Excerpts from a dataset
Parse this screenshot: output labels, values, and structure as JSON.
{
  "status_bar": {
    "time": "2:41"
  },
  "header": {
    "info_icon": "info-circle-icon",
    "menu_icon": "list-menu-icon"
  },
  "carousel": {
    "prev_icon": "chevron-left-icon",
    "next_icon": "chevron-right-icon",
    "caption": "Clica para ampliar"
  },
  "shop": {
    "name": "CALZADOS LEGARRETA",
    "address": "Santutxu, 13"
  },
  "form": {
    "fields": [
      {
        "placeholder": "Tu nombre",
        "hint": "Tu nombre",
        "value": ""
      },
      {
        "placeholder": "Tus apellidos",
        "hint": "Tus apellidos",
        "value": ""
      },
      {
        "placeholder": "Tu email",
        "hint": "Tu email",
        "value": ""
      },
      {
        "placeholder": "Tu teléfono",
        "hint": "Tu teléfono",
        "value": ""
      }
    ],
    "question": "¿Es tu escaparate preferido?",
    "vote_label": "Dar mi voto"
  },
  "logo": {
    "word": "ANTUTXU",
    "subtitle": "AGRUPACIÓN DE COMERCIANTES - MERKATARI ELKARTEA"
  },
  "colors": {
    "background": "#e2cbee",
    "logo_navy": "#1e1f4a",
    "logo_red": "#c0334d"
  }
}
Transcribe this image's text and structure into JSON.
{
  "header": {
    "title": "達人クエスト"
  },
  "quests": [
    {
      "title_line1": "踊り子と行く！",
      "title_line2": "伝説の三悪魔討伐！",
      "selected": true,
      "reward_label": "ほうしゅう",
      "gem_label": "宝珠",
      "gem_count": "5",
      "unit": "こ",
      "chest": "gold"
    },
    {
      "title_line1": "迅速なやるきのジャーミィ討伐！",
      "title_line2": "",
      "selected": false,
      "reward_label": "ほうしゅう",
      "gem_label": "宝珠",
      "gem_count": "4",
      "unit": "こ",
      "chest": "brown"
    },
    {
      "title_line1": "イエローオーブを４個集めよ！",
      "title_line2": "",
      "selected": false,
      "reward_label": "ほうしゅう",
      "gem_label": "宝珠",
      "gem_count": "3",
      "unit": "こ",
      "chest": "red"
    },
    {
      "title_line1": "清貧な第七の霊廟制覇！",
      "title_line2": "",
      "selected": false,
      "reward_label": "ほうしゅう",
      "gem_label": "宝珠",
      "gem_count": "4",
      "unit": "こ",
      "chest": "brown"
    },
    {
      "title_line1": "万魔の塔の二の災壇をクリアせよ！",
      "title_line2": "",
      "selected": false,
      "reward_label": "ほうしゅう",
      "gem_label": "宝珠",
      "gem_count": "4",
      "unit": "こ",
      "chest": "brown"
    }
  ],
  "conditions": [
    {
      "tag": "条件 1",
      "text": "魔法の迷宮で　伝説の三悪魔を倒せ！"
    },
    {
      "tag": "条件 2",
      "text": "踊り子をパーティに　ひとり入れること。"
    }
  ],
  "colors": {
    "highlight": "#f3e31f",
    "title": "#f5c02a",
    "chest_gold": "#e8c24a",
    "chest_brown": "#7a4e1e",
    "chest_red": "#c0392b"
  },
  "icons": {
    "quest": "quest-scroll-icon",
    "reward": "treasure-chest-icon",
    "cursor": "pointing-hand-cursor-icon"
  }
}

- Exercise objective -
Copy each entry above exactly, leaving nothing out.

- Reply to the task -
Parse this screenshot: output labels, values, and structure as JSON.
{
  "status_bar": {
    "time": "2:41"
  },
  "header": {
    "info_icon": "info-circle-icon",
    "menu_icon": "list-menu-icon"
  },
  "carousel": {
    "prev_icon": "chevron-left-icon",
    "next_icon": "chevron-right-icon",
    "caption": "Clica para ampliar"
  },
  "shop": {
    "name": "CALZADOS LEGARRETA",
    "address": "Santutxu, 13"
  },
  "form": {
    "fields": [
      {
        "placeholder": "Tu nombre",
        "hint": "Tu nombre",
        "value": ""
      },
      {
        "placeholder": "Tus apellidos",
        "hint": "Tus apellidos",
        "value": ""
      },
      {
        "placeholder": "Tu email",
        "hint": "Tu email",
        "value": ""
      },
      {
        "placeholder": "Tu teléfono",
        "hint": "Tu teléfono",
        "value": ""
      }
    ],
    "question": "¿Es tu escaparate preferido?",
    "vote_label": "Dar mi voto"
  },
  "logo": {
    "word": "ANTUTXU",
    "subtitle": "AGRUPACIÓN DE COMERCIANTES - MERKATARI ELKARTEA"
  },
  "colors": {
    "background": "#e2cbee",
    "logo_navy": "#1e1f4a",
    "logo_red": "#c0334d"
  }
}
Transcribe this image's text and structure into JSON.
{
  "header": {
    "title": "達人クエスト"
  },
  "quests": [
    {
      "title_line1": "踊り子と行く！",
      "title_line2": "伝説の三悪魔討伐！",
      "selected": true,
      "reward_label": "ほうしゅう",
      "gem_label": "宝珠",
      "gem_count": "5",
      "unit": "こ",
      "chest": "gold"
    },
    {
      "title_line1": "迅速なやるきのジャーミィ討伐！",
      "title_line2": "",
      "selected": false,
      "reward_label": "ほうしゅう",
      "gem_label": "宝珠",
      "gem_count": "4",
      "unit": "こ",
      "chest": "brown"
    },
    {
      "title_line1": "イエローオーブを４個集めよ！",
      "title_line2": "",
      "selected": false,
      "reward_label": "ほうしゅう",
      "gem_label": "宝珠",
      "gem_count": "3",
      "unit": "こ",
      "chest": "red"
    },
    {
      "title_line1": "清貧な第七の霊廟制覇！",
      "title_line2": "",
      "selected": false,
      "reward_label": "ほうしゅう",
      "gem_label": "宝珠",
      "gem_count": "4",
      "unit": "こ",
      "chest": "brown"
    },
    {
      "title_line1": "万魔の塔の二の災壇をクリアせよ！",
      "title_line2": "",
      "selected": false,
      "reward_label": "ほうしゅう",
      "gem_label": "宝珠",
      "gem_count": "4",
      "unit": "こ",
      "chest": "brown"
    }
  ],
  "conditions": [
    {
      "tag": "条件 1",
      "text": "魔法の迷宮で　伝説の三悪魔を倒せ！"
    },
    {
      "tag": "条件 2",
      "text": "踊り子をパーティに　ひとり入れること。"
    }
  ],
  "colors": {
    "highlight": "#f3e31f",
    "title": "#f5c02a",
    "chest_gold": "#e8c24a",
    "chest_brown": "#7a4e1e",
    "chest_red": "#c0392b"
  },
  "icons": {
    "quest": "quest-scroll-icon",
    "reward": "treasure-chest-icon",
    "cursor": "pointing-hand-cursor-icon"
  }
}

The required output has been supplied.